▸ Description of the task: Determine how many of the lines below hold the word "value". Give the number and nothing else.
········
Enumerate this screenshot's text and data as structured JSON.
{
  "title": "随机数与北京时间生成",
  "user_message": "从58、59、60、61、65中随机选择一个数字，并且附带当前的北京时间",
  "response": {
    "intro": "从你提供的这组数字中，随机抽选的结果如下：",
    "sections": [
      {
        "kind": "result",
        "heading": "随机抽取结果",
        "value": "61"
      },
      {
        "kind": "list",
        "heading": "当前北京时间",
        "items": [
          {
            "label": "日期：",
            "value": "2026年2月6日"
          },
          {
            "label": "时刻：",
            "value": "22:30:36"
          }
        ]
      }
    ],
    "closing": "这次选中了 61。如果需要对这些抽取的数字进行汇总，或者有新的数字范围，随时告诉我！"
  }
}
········
▸ Result: 3